In J.M. Barrie’s original play and novel about Peter Pan, Wendy Darling flies away not to have adventures along with the boys, but to keep house and mother them – to darn their clothes, do their cooking and tuck them in bed at night. In other words, Wendy wasn’t there for a thrilling extension of her own childhood, but to prop up the childhoods of the boys, which makes you wonder why she bothered to leave her Victorian home at all. Benh Zeitlin’s Wendy isn’t the first film to suggest Barrie’s vision of girlhood was a pretty raw deal. But the director’s revisionist take is appealing and at times moving, the film’s jagged construction working both for and against it.
As played by Devin France, this Wendy Darling is daring as well as kind, a partner and even a leader. Her mother runs a hash house only a metre or two away from the freight-train tracks, and Wendy daydreams of travel and exploits. One night the train stops briefly, and an impish little boy (Yashua Mack) waves Wendy and her twin brothers (Gavin and Gage Naquin) aboard. Their new guide is, of course, Peter, and the train takes them away to a volcanic island powered by a mystical, incandescent undersea creature that Peter and his friends call ‘Mother’.
From there, the adventures and the dangers grow, encompassing not just the traditional fear of growing up, but also a melancholy and unexpected origin story for Captain Hook. The story feels ramshackle, some of the choices unnecessarily grim. The film is deeply sentimental, not in a treacly sense, but in the piercing, bad-things-can-and-do-happen way familiar from MGM’s old family fare and the early Disney movies that traumatised us all. (There are scenes that will be too much for sensitive younger children.)
While the plot sways and swerves, other aspects – like Dan Romer’s enticing score – help anchor it. Wendy was shot on 16mm film, resulting in a warmth and depth to the palette so beautiful I didn’t mind an up-close handheld camera style that drives me crazy in other contexts. Zeitlin loves the faces of his child actors, their haunting eyes and the nuances of their expressions, emotions shown even in a shot that takes in just a sliver of profile.
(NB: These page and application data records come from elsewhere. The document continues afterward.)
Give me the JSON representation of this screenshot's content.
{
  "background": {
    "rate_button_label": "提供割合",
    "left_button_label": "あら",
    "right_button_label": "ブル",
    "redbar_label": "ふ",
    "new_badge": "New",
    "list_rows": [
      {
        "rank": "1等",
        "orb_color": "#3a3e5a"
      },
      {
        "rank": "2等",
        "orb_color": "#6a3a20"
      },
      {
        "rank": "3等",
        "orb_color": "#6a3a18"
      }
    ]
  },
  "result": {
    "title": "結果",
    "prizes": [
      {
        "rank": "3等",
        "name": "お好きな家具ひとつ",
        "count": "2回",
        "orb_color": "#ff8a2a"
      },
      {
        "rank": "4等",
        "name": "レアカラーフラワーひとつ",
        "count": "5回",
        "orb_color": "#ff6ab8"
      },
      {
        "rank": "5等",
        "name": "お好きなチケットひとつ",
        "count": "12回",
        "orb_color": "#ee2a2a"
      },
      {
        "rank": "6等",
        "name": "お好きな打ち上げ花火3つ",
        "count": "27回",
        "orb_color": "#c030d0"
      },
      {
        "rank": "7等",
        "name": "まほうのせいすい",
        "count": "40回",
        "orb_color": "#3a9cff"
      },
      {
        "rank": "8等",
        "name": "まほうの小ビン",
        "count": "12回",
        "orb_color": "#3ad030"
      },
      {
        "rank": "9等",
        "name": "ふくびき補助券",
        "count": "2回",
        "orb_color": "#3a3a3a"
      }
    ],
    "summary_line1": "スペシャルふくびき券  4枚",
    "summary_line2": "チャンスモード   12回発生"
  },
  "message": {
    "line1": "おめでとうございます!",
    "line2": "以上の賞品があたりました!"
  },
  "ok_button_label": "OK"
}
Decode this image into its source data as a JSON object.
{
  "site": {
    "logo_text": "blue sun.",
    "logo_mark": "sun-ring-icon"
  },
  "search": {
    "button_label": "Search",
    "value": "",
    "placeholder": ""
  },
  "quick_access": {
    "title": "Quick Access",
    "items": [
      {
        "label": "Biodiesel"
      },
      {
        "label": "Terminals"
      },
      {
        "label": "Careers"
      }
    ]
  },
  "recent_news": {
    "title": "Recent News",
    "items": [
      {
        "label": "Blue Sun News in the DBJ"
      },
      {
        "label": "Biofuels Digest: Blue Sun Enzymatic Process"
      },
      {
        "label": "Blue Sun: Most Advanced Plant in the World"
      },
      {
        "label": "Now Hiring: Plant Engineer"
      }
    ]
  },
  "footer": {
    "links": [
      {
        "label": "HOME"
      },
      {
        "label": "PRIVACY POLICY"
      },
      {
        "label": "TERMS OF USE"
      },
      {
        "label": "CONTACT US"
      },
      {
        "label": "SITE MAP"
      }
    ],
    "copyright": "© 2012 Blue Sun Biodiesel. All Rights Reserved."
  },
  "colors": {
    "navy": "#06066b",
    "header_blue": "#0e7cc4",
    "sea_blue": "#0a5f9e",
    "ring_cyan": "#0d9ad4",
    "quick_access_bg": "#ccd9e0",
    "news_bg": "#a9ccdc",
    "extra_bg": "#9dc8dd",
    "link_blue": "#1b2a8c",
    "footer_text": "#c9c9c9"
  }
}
The film was at least seven years in the making after Zeitlin’s celebrated 2012 debut, Beasts of the Southern Wild. Released in the US in early 2020, it promptly disappeared, done in by decidedly mixed reviews and the pandemic. Perhaps this strange and highly personal movie will find a better reception in the country that first gave life to Peter Pan.